Whenever using the TFTP server, it is also important to turn off any software firewalls running on the computer acting as the server.
|Available for download at:|
Solarwinds TFTP Server
|Available for download at:||www.solarwinds.com/products/freetools/free_tftp_server.aspx|
|Available for download at:||ww2.unime.it/flr/tftpserver/|
MD5 Checking Tool
MD5 is a widely used cryptographic hash function that is used to verify the integrity of downloads such as the Fortinet firmware files. To make sure the download process has given you a clean uncorrupted file to install, you can compare the MD5 value listed on the site for each downloadable file and compare it to the results of an MD5 scan of the file after you have downloaded it.
|Available for download at:||www.winmd5.com/|
LDAP Browsing Tool
LDAP walking or browsing tools are useful when working with LDAP authentication in that they can more intuitively find the long strings used to describe the identity objects within an LDAP server’s database.
Ldp.exe is a Windows 2000 Support Tools utility you can use to perform Lightweight Directory Access Protocol (LDAP) searches against the Active Directory for specific information given search criteria.
|Available for download as part of the Windows Server toolkit:||www.microsoft.com/en-us/download/details.aspx?id=15326|
|Available for download as an individual file:||www.computerperformance.co.uk/ScriptsGuy/ldp.zip|
|Instructions for use available at:||support.microsoft.com/kb/224543|
Packet Sniffing Software

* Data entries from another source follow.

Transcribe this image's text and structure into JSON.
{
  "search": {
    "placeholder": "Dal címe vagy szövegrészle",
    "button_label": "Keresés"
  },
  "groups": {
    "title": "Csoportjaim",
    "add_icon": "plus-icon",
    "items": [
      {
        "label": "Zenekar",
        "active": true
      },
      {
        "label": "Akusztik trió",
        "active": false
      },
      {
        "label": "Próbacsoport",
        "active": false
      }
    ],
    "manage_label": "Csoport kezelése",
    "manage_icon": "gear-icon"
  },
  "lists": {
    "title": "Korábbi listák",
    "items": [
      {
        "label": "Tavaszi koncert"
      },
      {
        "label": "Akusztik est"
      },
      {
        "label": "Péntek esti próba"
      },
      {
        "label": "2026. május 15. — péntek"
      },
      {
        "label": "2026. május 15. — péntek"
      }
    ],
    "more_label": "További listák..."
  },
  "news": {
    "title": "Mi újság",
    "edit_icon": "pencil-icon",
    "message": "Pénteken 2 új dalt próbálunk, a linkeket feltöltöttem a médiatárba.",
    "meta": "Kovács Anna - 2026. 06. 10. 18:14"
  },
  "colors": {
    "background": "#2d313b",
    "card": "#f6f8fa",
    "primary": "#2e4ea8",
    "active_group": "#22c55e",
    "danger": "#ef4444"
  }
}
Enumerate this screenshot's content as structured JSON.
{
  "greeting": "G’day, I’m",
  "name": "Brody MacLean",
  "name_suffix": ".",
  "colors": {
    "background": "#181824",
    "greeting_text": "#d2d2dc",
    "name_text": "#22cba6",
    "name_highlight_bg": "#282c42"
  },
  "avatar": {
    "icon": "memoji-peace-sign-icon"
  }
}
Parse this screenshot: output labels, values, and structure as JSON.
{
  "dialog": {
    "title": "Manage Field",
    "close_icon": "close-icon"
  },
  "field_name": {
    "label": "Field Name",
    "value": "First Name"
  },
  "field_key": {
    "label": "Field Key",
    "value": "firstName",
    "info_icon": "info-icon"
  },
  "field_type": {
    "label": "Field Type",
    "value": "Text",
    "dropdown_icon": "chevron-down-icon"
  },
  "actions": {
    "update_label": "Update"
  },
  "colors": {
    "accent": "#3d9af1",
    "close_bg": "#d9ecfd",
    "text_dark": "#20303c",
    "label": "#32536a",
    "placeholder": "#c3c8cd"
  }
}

Packet sniffing software is used to analyze the individual packets traveling across the network to get a more granular view of what is happening with the traffic for troubleshooting purposes.
Wireshark is a free and open-source packet analyzer.
|Platform:||Windows, Mac, Linux, BSD and Solaris|
|Available for download at:||http://www.wireshark.org/download.html|
With the exception of the actual Fortinet sites, the online sites, services and utilities provided in this document are not recommendations by Fortinet, but examples. Whenever possible, I’ve tried to list more than one.
Useful Fortinet Sites for Technical Information
- Fortinet Technical Documentation Site (http://docs.fortinet.com) – Portal for most of the documents, handbooks, guides etc. that are published by Fortinet.
- Fortinet’s Knowledge-base (http://kb.fortinet.com) – a searchable database of articles about the configuration and maintenance of Fortinet products.
- Fortinet’s Service and Support Site (https://support.fortinet.com) – portal for managing a listing of your devices, firmware downloads, Customer Service Bulletins, information on FortiGuard Services and more.
DNS Related Information